new node         old BF      new BF 
attached           ­1           0 
to                  0          +1 
right              +1          +2 

attached           ­1          ­2 
to                  0          ­1 
left               +1           0 


36.5 Important notes on AVL tree insertions

1. Before we start the insertion, the tree is an AVL tree. That means that some nodes may have non­zero balance factors, but no node has a balance factor greater than 1 in absolute value. 2. We have shown (Figures 36.1, 36.2, and 36.3) that the height of the subtree into which the insertion is made is the same after re­balancing as it was before the insertion. This means that we only need to rebalance that subtree, not the entire AVL tree of which it is a part. 3. We find the root of the subtree needing rebalancing as we work our way back up the recursion. It is the closest node to the insertion point which gets a balance factor of +2 or -1.
36.5.1 Summary of Balance Rules
The following rules apply when a tree becomes unbalanced after insertion of a new node (the tree balance factor becomes +2 or -2). The rules when the tree becomes unbalanced to the left are symmetric to those for the tree becoming unbalanced to the right. 1. when the subtree root becomes unbalanced to the right after insertion of a new node. if root.right is +1 then Rotate_Right about root if root.right is ­1 then Rotate_Left about root.right Rotate_Right about root 2. when the subtree root becomes unbalanced to the left after insertion of a new node. if root.left is ­1 then Rotate_Left about root if root.left is +1 then Rotate_Right about root.left Rotate_Left about root
36.5.2 Summary of Balance Factor Changes
The rules for the new balance factors after re­balancing a tree are also symmetric for right and left unbalance. The following rules are for a tree which has become unbalanced to the right (balance factor becomes +2): if root.right is +1 then balance factor of root = 0 balance factor of root.right = 0 if root.right is ­1 then if balance factor of root.right is 0: balance factor of root = 0 balance factor of root.right = 0 balance factor of root.right.left = 0 ­1: balance factor of root = 0 balance factor of root.right = +1 balance factor of root.right.left = 0 +1: balance factor of root = ­1 balance factor of root.right = 0 balance factor of root.right.left = 0 (new root)
36.6 Example of Insertions into AVL Tree
Figure 36.4 shows the growth of an AVL tree in which the values {1, 2, 3, 4, 5, 0, 7, 6} are inserted. The number next to each node is the balance factor of the node. At each insertion, the tree is shown after the insertion. When re­balancing is done, the rebalanced tree is also shown. Here's what happens: I Insert(1): The node is inserted into an empty AVL tree. The tree remains an AVL tree. II Insert(2): The tree remains AVL. III Insert(3): Node 1's balance factor is (+2), and its right child's balance factor is +1. This is "case 1", so Rotate_Right about the unbalanced node (node 1). IV Insert(4): The tree remains AVL. V Insert(5): Node 3's balance factor becomes +1, and its right child's balance factor is +1. This is "case 1", so Rotate_Right about the unbalanced node (node 3). VI Insert(0): The tree remains AVL. VII Insert(7): The tree remains AVL. VIII Insert(6): Node 5's balance factor is +2 and its right child's balance factor is ­1. This is "case 2". Therefore, Rotate_Left about the child (node 7) and then Rotate_Right about the unbalanced node (node 5).
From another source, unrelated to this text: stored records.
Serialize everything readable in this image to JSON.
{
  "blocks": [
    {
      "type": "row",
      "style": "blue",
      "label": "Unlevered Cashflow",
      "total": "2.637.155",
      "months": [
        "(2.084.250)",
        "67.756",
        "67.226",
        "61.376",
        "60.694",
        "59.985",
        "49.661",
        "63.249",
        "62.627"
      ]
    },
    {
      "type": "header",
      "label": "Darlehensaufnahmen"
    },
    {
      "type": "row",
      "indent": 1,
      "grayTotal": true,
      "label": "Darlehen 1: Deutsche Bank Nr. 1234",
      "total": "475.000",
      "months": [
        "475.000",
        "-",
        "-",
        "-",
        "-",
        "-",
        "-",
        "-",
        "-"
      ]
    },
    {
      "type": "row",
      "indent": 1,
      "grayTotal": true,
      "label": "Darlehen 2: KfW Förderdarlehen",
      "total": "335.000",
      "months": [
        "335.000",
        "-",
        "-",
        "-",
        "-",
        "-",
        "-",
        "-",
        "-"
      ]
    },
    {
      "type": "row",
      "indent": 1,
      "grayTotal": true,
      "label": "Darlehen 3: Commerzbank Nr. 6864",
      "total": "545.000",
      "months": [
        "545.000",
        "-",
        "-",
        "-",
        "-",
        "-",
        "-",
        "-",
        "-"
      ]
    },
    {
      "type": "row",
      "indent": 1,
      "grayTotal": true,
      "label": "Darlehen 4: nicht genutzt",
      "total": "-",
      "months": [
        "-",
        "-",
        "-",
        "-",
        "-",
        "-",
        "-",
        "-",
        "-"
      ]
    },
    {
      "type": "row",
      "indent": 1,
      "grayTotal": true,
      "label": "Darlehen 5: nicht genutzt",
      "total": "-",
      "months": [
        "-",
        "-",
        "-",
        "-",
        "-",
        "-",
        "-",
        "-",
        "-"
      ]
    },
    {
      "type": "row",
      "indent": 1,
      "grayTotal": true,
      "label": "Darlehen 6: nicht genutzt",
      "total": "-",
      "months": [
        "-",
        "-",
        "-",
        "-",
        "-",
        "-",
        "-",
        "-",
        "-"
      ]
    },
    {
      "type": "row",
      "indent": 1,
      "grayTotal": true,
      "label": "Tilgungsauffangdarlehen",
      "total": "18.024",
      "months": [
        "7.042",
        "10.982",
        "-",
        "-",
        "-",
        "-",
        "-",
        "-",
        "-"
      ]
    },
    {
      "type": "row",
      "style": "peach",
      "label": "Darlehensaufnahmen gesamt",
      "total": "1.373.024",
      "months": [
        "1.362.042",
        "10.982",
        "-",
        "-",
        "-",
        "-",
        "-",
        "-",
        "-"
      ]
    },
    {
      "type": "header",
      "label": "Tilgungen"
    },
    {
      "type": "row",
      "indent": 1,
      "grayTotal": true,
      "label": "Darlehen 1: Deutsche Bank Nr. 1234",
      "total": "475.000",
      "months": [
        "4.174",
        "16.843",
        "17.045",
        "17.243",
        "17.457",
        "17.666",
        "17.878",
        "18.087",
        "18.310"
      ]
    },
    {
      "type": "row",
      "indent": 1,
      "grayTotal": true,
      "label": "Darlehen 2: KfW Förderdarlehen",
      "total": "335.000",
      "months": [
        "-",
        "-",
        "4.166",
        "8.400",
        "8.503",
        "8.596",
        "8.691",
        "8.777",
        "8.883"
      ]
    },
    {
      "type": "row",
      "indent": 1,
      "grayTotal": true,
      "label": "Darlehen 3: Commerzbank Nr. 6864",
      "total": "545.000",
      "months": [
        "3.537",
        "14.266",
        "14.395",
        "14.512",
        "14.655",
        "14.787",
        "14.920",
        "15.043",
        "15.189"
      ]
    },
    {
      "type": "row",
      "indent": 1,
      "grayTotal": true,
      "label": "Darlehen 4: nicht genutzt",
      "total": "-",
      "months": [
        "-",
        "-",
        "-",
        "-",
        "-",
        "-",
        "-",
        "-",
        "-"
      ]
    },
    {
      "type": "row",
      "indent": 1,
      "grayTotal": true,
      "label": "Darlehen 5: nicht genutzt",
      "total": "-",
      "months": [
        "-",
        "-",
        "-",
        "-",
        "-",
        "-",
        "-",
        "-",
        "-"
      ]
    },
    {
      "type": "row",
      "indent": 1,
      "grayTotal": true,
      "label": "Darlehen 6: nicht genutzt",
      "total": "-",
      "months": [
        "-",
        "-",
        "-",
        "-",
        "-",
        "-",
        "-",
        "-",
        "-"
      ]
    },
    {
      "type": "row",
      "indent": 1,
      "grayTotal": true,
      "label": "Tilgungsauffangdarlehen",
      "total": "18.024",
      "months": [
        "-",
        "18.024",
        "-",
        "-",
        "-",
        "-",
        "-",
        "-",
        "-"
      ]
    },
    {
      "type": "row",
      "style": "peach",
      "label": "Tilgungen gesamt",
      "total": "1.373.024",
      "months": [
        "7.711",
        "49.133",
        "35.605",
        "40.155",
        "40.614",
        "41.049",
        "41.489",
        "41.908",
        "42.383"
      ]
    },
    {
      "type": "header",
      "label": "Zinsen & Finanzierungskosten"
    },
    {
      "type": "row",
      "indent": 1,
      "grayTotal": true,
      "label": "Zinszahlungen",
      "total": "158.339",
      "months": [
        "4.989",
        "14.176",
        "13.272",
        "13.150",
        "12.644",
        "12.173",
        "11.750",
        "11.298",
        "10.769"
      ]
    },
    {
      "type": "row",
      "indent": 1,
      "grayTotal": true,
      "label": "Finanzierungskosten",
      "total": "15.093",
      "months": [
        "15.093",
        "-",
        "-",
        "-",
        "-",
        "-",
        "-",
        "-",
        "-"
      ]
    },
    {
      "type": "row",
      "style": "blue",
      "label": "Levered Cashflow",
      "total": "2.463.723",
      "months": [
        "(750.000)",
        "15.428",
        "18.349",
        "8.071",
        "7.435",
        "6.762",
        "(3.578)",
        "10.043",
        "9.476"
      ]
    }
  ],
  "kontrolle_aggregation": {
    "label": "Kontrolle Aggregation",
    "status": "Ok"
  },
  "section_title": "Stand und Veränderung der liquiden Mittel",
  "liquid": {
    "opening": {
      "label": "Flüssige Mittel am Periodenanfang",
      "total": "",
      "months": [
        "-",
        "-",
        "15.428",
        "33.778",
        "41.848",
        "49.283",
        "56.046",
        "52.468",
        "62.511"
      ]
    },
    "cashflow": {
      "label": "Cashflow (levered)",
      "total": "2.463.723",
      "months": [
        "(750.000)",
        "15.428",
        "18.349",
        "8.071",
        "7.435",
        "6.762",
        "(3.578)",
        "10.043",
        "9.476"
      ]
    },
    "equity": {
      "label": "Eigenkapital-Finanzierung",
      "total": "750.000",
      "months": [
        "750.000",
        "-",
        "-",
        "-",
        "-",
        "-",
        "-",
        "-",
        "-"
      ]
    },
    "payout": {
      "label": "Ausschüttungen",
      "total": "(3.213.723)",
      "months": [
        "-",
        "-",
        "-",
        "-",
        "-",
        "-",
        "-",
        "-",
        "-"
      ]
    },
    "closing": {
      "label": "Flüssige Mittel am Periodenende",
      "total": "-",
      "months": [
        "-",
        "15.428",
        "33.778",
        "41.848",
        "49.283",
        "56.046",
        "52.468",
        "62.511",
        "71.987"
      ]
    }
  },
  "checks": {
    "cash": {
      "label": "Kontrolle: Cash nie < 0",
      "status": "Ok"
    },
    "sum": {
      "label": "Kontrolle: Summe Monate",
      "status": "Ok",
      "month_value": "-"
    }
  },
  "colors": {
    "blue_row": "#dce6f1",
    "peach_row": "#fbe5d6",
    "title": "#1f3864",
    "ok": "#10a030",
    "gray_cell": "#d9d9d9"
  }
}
Figure 36.4: Example of Insertion of f1, 2, 3, 4, 5, 0, 7, 6g into an AVL Tree)